**GOAL OF THE EXERCISE**: Write out the line that contains "What data populates" and every line after it through the end of the entries, exactly as given and with no other lines.

[Entries from a dataset of interfaces]

━━━

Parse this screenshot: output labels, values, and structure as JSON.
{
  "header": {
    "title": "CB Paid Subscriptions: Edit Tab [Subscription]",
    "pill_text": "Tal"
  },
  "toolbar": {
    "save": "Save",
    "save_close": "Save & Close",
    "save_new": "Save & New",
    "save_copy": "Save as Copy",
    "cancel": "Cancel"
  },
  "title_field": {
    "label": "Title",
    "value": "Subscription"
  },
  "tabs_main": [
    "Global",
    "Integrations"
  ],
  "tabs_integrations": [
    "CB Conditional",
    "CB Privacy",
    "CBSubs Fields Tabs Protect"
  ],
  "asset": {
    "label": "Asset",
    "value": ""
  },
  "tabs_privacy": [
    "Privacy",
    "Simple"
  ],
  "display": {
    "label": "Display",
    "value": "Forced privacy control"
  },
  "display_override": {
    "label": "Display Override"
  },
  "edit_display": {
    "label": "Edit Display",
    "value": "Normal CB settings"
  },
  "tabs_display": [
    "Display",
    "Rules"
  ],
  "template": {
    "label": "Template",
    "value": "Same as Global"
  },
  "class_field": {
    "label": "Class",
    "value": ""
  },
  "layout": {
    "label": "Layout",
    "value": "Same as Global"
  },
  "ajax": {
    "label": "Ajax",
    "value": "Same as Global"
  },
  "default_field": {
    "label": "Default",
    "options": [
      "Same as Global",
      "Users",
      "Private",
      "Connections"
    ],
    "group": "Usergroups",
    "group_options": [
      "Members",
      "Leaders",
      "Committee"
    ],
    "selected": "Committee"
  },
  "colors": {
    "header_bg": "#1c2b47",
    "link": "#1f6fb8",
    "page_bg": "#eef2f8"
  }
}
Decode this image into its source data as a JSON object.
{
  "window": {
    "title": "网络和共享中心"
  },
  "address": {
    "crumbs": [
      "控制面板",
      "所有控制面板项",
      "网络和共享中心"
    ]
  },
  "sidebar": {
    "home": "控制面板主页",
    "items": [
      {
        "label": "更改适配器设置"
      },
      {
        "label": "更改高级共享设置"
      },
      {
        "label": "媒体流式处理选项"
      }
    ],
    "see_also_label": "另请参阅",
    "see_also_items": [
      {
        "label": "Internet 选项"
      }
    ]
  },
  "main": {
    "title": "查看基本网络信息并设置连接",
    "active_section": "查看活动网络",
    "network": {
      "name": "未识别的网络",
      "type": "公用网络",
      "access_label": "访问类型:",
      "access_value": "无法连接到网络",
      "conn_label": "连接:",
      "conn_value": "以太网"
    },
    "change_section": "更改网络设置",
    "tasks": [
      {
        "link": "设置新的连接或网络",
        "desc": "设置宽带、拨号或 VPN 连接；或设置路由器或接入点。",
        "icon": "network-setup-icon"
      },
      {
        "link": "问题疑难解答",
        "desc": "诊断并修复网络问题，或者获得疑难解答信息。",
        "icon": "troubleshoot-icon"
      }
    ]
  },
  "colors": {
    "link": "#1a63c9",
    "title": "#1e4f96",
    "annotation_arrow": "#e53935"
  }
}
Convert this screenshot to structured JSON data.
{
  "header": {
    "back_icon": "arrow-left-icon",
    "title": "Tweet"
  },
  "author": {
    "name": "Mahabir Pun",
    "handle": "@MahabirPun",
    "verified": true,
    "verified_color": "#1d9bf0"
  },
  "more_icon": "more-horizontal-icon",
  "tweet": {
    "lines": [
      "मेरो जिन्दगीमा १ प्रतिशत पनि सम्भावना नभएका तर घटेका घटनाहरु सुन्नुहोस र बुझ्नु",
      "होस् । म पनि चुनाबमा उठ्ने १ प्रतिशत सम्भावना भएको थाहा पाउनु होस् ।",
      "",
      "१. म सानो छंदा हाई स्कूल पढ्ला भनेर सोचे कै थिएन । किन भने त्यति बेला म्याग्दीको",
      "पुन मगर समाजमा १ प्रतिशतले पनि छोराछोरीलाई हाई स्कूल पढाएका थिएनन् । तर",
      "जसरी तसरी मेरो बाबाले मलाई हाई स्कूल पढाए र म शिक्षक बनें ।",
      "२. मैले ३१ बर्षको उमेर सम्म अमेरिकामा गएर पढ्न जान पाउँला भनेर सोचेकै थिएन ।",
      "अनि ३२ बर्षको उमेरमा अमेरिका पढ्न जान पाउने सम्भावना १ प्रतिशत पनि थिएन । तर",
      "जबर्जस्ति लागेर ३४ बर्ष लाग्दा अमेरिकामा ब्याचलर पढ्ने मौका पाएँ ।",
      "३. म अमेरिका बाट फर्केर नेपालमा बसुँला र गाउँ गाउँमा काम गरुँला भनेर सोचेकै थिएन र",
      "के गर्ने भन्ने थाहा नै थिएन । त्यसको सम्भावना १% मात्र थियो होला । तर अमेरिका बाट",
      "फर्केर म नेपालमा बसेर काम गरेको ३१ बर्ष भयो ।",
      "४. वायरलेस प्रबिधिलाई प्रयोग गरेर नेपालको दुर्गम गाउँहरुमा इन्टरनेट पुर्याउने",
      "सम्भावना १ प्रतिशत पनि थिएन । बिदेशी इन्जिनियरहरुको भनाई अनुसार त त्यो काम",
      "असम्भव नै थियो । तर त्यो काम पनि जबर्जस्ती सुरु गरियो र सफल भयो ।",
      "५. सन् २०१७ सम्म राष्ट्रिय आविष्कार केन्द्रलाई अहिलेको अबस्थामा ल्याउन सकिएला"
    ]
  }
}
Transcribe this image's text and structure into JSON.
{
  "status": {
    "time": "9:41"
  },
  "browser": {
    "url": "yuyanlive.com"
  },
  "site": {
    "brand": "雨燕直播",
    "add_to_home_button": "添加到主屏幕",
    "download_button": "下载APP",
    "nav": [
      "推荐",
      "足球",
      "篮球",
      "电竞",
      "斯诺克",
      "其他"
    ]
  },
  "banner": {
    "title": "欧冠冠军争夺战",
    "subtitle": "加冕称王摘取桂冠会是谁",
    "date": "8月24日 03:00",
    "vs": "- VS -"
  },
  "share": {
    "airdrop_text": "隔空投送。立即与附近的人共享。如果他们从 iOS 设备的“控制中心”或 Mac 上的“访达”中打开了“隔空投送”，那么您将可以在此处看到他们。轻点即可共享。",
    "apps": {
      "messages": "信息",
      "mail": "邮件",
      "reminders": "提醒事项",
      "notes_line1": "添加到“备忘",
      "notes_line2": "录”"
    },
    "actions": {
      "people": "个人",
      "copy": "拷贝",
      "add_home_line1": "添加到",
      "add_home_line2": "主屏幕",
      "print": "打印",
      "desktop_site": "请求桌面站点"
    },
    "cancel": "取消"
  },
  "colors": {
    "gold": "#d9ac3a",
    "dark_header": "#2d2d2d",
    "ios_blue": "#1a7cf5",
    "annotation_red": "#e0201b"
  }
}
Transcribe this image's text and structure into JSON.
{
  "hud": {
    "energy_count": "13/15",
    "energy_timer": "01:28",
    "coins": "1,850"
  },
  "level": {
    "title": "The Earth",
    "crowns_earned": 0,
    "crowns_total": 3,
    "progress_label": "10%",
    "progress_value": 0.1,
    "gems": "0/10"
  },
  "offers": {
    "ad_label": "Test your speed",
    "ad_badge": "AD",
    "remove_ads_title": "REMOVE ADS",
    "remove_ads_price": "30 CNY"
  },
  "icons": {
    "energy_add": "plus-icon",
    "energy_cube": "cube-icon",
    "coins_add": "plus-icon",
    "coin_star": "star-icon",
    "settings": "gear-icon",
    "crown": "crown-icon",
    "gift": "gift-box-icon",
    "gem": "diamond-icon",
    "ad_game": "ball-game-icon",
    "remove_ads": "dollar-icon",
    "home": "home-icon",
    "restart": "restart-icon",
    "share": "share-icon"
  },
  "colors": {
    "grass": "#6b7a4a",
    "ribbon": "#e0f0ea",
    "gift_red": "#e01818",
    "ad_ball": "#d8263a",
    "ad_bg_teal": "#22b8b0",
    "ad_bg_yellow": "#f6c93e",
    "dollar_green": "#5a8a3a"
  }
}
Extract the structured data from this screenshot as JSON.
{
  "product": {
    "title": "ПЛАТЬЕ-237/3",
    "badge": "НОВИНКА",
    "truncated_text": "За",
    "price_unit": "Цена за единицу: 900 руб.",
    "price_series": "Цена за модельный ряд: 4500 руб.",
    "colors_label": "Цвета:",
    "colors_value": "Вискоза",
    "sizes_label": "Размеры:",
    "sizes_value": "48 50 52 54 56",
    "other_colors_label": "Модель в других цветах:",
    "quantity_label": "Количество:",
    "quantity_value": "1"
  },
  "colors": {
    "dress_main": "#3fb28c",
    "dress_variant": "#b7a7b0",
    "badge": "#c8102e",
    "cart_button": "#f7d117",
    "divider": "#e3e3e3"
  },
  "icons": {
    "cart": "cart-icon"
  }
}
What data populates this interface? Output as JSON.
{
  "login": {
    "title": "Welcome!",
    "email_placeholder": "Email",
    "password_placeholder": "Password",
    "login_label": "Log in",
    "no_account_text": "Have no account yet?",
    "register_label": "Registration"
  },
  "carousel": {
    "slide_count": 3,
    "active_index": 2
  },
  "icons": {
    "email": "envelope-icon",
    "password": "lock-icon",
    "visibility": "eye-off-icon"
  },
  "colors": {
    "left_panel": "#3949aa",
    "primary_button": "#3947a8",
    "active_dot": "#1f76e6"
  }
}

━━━

**WRITTEN SOLUTION**:
What data populates this interface? Output as JSON.
{
  "login": {
    "title": "Welcome!",
    "email_placeholder": "Email",
    "password_placeholder": "Password",
    "login_label": "Log in",
    "no_account_text": "Have no account yet?",
    "register_label": "Registration"
  },
  "carousel": {
    "slide_count": 3,
    "active_index": 2
  },
  "icons": {
    "email": "envelope-icon",
    "password": "lock-icon",
    "visibility": "eye-off-icon"
  },
  "colors": {
    "left_panel": "#3949aa",
    "primary_button": "#3947a8",
    "active_dot": "#1f76e6"
  }
}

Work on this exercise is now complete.